  19. 19.
    Murphy JV, Wolfe HJ, Balazs EA, Moser HW (1971) A patient with deficiency of arylsulfatase A, B, C and steroid sulfatase, associated with storage of sulfatide, cholesterol sulfate and glycosaminoglycans. In: Bernsohn J, Grossman HJ (eds) Lipid storage diseases: enzymatic defects and clinical implications. Academic Press, New York, pp 67–110Google Scholar
  20. 20.
    Nevsimalova S, Elleder M, Smid F, Zemankova M (1984) Multiple sulfatase deficiency in homozygotic twins. J Inherited Metab Dis 7:38–40Google Scholar
  21. 21.
    Perlmutter-Cremer N, Libert J, Vamos E, Spehl M, Liebaers I (1981) Unusual early manifestation of multiple sulfatase deficiency. Ann Radiol 24:43–48Google Scholar
  22. 22.
    Schiller S, Slover GA, Dorfman A (1961) A method for the separation of acid mucopolysaccharides: its application to the isolation of heparin from the skin of rats. J Biol Chem 236:983–987Google Scholar
  23. 23.
    Steckel F, Hasilik A, von Figura K (1985) Synthesis and stability of arylsulfatase A and B in fibroblasts from multiple sulfatase deficiency.
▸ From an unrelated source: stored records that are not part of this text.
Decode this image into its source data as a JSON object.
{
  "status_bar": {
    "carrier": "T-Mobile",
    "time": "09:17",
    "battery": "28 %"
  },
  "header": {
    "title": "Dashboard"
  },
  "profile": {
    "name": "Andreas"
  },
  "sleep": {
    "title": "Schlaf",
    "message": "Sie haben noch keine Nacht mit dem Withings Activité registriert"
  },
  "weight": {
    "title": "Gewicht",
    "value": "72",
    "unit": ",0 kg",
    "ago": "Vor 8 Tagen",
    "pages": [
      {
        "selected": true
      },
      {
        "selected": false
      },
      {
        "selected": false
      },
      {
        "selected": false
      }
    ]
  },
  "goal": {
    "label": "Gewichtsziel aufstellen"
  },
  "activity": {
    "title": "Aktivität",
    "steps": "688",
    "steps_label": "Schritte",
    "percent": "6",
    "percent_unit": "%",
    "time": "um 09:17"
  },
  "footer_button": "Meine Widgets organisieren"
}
Eur J Biochem 151:141–145Google Scholar
  24. 24.
    Steckel F, Hasilik A, von Figura K (1985) multiple sulfatase deficiency: Degradation of arylsulfatase A and B after endocytosis in fibroblasts. Eur J Biochem 151:147–152Google Scholar
  25. 25.
    Suzuki K (1978) Enzymic diagnosis of Sphingolipidoses. Methods Enzymol 50:456–488Google Scholar
  26. 26.
    von Figura K, Hasilik A, Steckel F (1984) Lysosomal storage disorders caused by instability of the missing enzymes. In: Brady RO, Barranger JA (eds) Molecular basis of lysosomal storage disorders. Academic Press, New York, pp 133–146Google Scholar
  27. 27.
    Waheed A, Hasilik A, von Figura K (1982) Enhanced breakdown of arylsulfatase A in multiple sulfatase deficiency. Eur J Biochem 123:317–321Google Scholar
  28. 28.
    Warshawsky L, King J, Burns G, Horwitz AL (1985) Rapid degradation of arylsulfatase C1 (steroid sulfatase) in multiple sulfatase deficiency. Am J Hum Genet 37: A21Google Scholar

Copyright information

© Springer-Verlag 1988

Authors and Affiliations

  • G. Constantopoulos
    • 1
  1. 1.Developmental and Metabolic Neurology Branch, National Institute of Neurological and Communicative Disorders and StrokeNational Institutes of HealthBethesda

Personalised recommendations